From left, The School of London artists: Tim Behrens, Lucian Freud, Francis Bacon, Frank Auerbach and Michael Andrews Credit: John Deakin / Getty

Melanie Andrews, the daughter of artist, Michael Andrews, recalls spending her childhood with Freud, Bacon and Auerbach in this interview with the Telegraph Magazine. 

This picture was taken in 1963, before  I was born, by the photographer John Deakin. He had the devil of a time trying to herd the School of London artists all together – it took three or four attempts to get them to [the restaurant] Wheeler’s, in Soho.

If you look closely at the picture, you’ll see that the glasses are empty and the cork is still in the bottle – so it’s completely posed. I am an only child and was a nightmare for babysitters. Mum and Dad took me wherever they went, and told me to behave. So at the age of four I’d often be eating at Wheeler’s with all the artists, and when I’d had enough I’d just climb under the table and go to sleep.

If you look closely at the picture, you’ll see that the glasses are empty and the cork is still in the bottle – so it’s completely posed

Wheeler’s was jokingly known to them as ‘the fish and chip shop’. They used to go  there a lot, and then on to the Colony Rooms afterwards. They became friends with all the Wheeler’s staff – there was John the barman, and Henry the doorman, who used to give them gambling tips. He’d hiss in their ears things like, ‘Lollipop will take a lot of licking…’

Lucian and Francis probably bet on his tips, I don’t think my dad did. They were a gang. Tim Behrens and Dad were at the Slade together, and I remember that my dad loved and admired Francis. Mum and Dad met at a party thrown by Lucian in the 1950s; he used to come round for supper a lot.

I would often save the best bit of food till last – I’d eat my vegetables and leave a choice piece of steak on the side of my plate – and suddenly Lucian’s fork would loom and my meat would disappear into his mouth. He’d say, I thought you didn’t want it. That was Lucian. He’d also come to us for Christmas Day – it became a tradition.

Melanie and Me Swimming by Michael Andrews, 1979  Credit: Tate

David Hockney was a neighbourand other artists like Peter Blake would often drop in. Craigie Aitchison was my godfather – he was lovely.  Frank was always a presence but I mainly got to know him after Dad died [of cancer, in 1995]. He was the most marvellous friend and support to Mum and me – he would take us out and feed us red meat – he felt we’d got run down during Dad’s illness. 

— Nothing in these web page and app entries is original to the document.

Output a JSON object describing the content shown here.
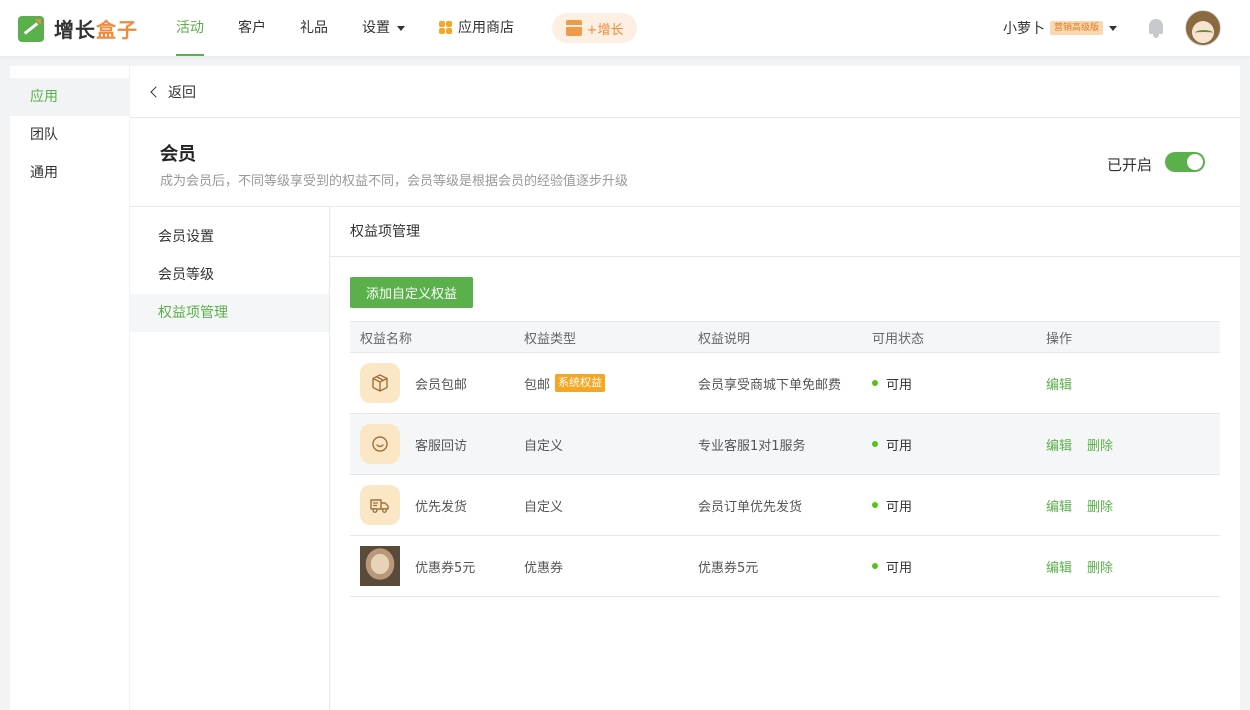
{
  "brand": {
    "name_part1": "增长",
    "name_part2": "盒子"
  },
  "nav": {
    "items": [
      {
        "label": "活动",
        "active": true
      },
      {
        "label": "客户"
      },
      {
        "label": "礼品"
      },
      {
        "label": "设置"
      },
      {
        "label": "应用商店"
      }
    ],
    "grow_label": "+增长"
  },
  "user": {
    "name": "小萝卜",
    "badge": "营销高级版"
  },
  "sidebar": {
    "items": [
      {
        "label": "应用"
      },
      {
        "label": "团队"
      },
      {
        "label": "通用"
      }
    ]
  },
  "back": {
    "label": "返回"
  },
  "header": {
    "title": "会员",
    "description": "成为会员后，不同等级享受到的权益不同，会员等级是根据会员的经验值逐步升级",
    "toggle_label": "已开启",
    "toggle_on": true
  },
  "subnav": {
    "items": [
      {
        "label": "会员设置"
      },
      {
        "label": "会员等级"
      },
      {
        "label": "权益项管理"
      }
    ]
  },
  "section": {
    "title": "权益项管理",
    "add_button": "添加自定义权益"
  },
  "table": {
    "columns": [
      "权益名称",
      "权益类型",
      "权益说明",
      "可用状态",
      "操作"
    ],
    "rows": [
      {
        "icon": "package-icon",
        "name": "会员包邮",
        "type": "包邮",
        "tag": "系统权益",
        "desc": "会员享受商城下单免邮费",
        "status": "可用",
        "edit": "编辑",
        "delete": ""
      },
      {
        "icon": "service-icon",
        "name": "客服回访",
        "type": "自定义",
        "tag": "",
        "desc": "专业客服1对1服务",
        "status": "可用",
        "edit": "编辑",
        "delete": "删除"
      },
      {
        "icon": "delivery-truck-icon",
        "name": "优先发货",
        "type": "自定义",
        "tag": "",
        "desc": "会员订单优先发货",
        "status": "可用",
        "edit": "编辑",
        "delete": "删除"
      },
      {
        "icon": "coupon-photo",
        "name": "优惠券5元",
        "type": "优惠券",
        "tag": "",
        "desc": "优惠券5元",
        "status": "可用",
        "edit": "编辑",
        "delete": "删除"
      }
    ]
  },
  "colors": {
    "accent": "#5ab04a",
    "orange": "#f08a3c",
    "tag": "#f5a623",
    "status_dot": "#52c41a"
  }
}
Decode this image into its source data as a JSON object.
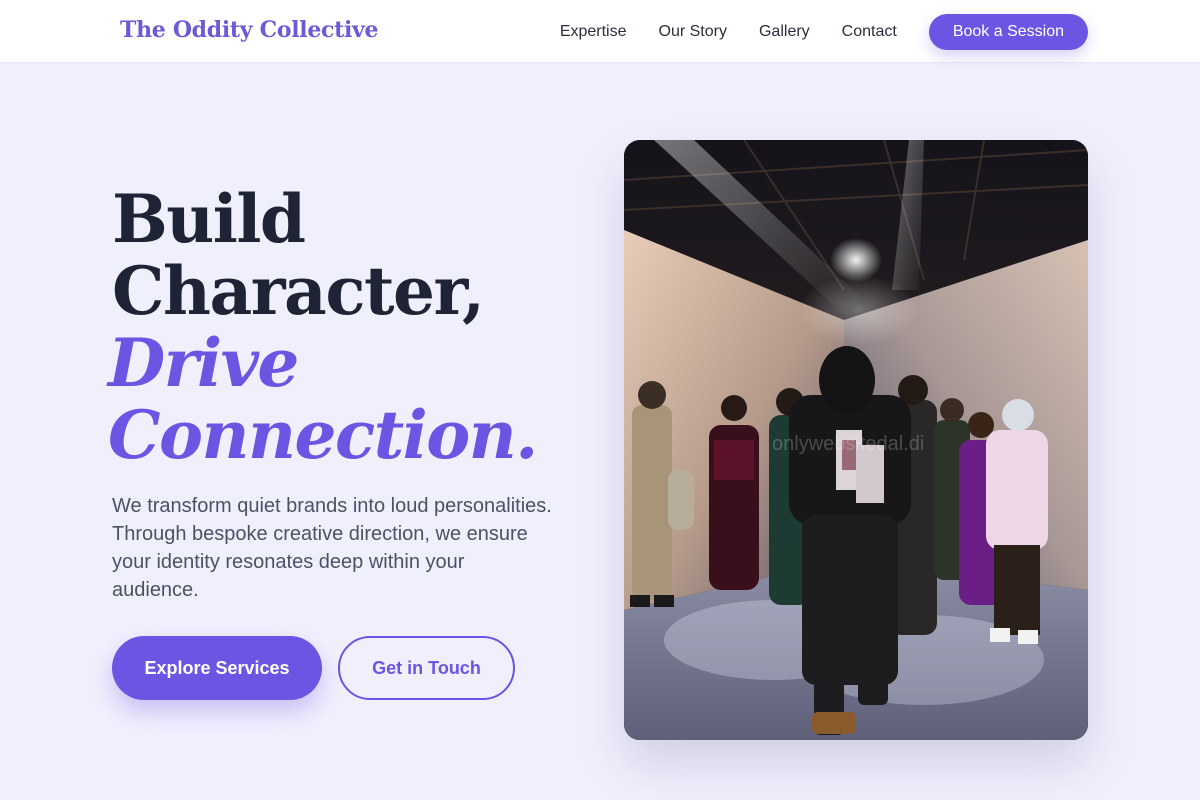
{
  "brand": {
    "name": "The Oddity Collective"
  },
  "nav": {
    "links": [
      "Expertise",
      "Our Story",
      "Gallery",
      "Contact"
    ],
    "cta_label": "Book a Session"
  },
  "hero": {
    "title_line1": "Build",
    "title_line2": "Character,",
    "title_line3": "Drive",
    "title_line4": "Connection.",
    "description": "We transform quiet brands into loud personalities. Through bespoke creative direction, we ensure your identity resonates deep within your audience.",
    "primary_button": "Explore Services",
    "secondary_button": "Get in Touch",
    "image_watermark": "onlywebsitedal.di"
  },
  "colors": {
    "accent": "#6a56e2",
    "brand": "#6a5bd6",
    "background": "#f0f0fd",
    "heading": "#1e2435",
    "body_text": "#4b5263"
  }
}
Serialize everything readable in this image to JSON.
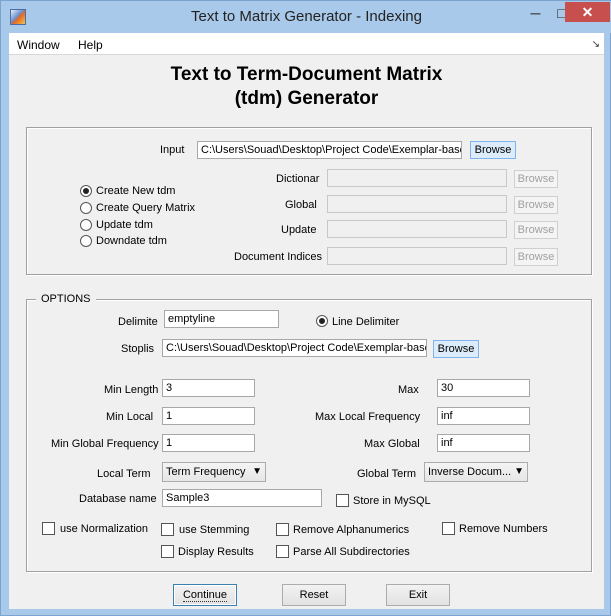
{
  "window": {
    "title": "Text to Matrix Generator - Indexing",
    "minimize": "─",
    "maximize": "□",
    "close": "✕"
  },
  "menu": {
    "window": "Window",
    "help": "Help",
    "dock": "↘"
  },
  "heading": {
    "line1": "Text to Term-Document Matrix",
    "line2": "(tdm) Generator"
  },
  "input_panel": {
    "input_label": "Input",
    "input_value": "C:\\Users\\Souad\\Desktop\\Project Code\\Exemplar-based",
    "browse": "Browse",
    "modes": [
      {
        "label": "Create New tdm",
        "selected": true
      },
      {
        "label": "Create Query Matrix",
        "selected": false
      },
      {
        "label": "Update tdm",
        "selected": false
      },
      {
        "label": "Downdate tdm",
        "selected": false
      }
    ],
    "dictionar_label": "Dictionar",
    "global_label": "Global",
    "update_label": "Update",
    "docidx_label": "Document Indices"
  },
  "options": {
    "title": "OPTIONS",
    "delimiter_label": "Delimite",
    "delimiter_value": "emptyline",
    "line_delimiter_label": "Line Delimiter",
    "line_delimiter_selected": true,
    "stoplist_label": "Stoplis",
    "stoplist_value": "C:\\Users\\Souad\\Desktop\\Project Code\\Exemplar-based",
    "stoplist_browse": "Browse",
    "min_length_label": "Min Length",
    "min_length": "3",
    "max_label": "Max",
    "max": "30",
    "min_local_label": "Min Local",
    "min_local": "1",
    "max_local_freq_label": "Max Local Frequency",
    "max_local_freq": "inf",
    "min_global_freq_label": "Min Global Frequency",
    "min_global_freq": "1",
    "max_global_label": "Max Global",
    "max_global": "inf",
    "local_term_label": "Local Term",
    "local_term": "Term Frequency",
    "global_term_label": "Global Term",
    "global_term": "Inverse Docum...",
    "database_label": "Database name",
    "database": "Sample3",
    "store_mysql": "Store in MySQL",
    "use_normalization": "use Normalization",
    "use_stemming": "use Stemming",
    "remove_alphanumerics": "Remove Alphanumerics",
    "remove_numbers": "Remove Numbers",
    "display_results": "Display Results",
    "parse_subdirs": "Parse All Subdirectories"
  },
  "actions": {
    "continue": "Continue",
    "reset": "Reset",
    "exit": "Exit"
  }
}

I used to complain that my dad never took weekends off, but his studio was at home, so he was always there. He was very disciplined – he would go to bed early and get up at the crack of dawn: it was all about the light.   He had his moments, but on the whole Dad wasn’t really wild. He was quite shy and essentially an observer of human behaviour.

Michael Andrews: Earth Air Water is at the Gagosian Gallery until March 25; gagosian.com

Bacon and Freud: Graphic Works, 18 January 2017 – 25 February 2017, Marlborough Graphics, London, marlboroughlondon.com

Interview by Jessamy Calkin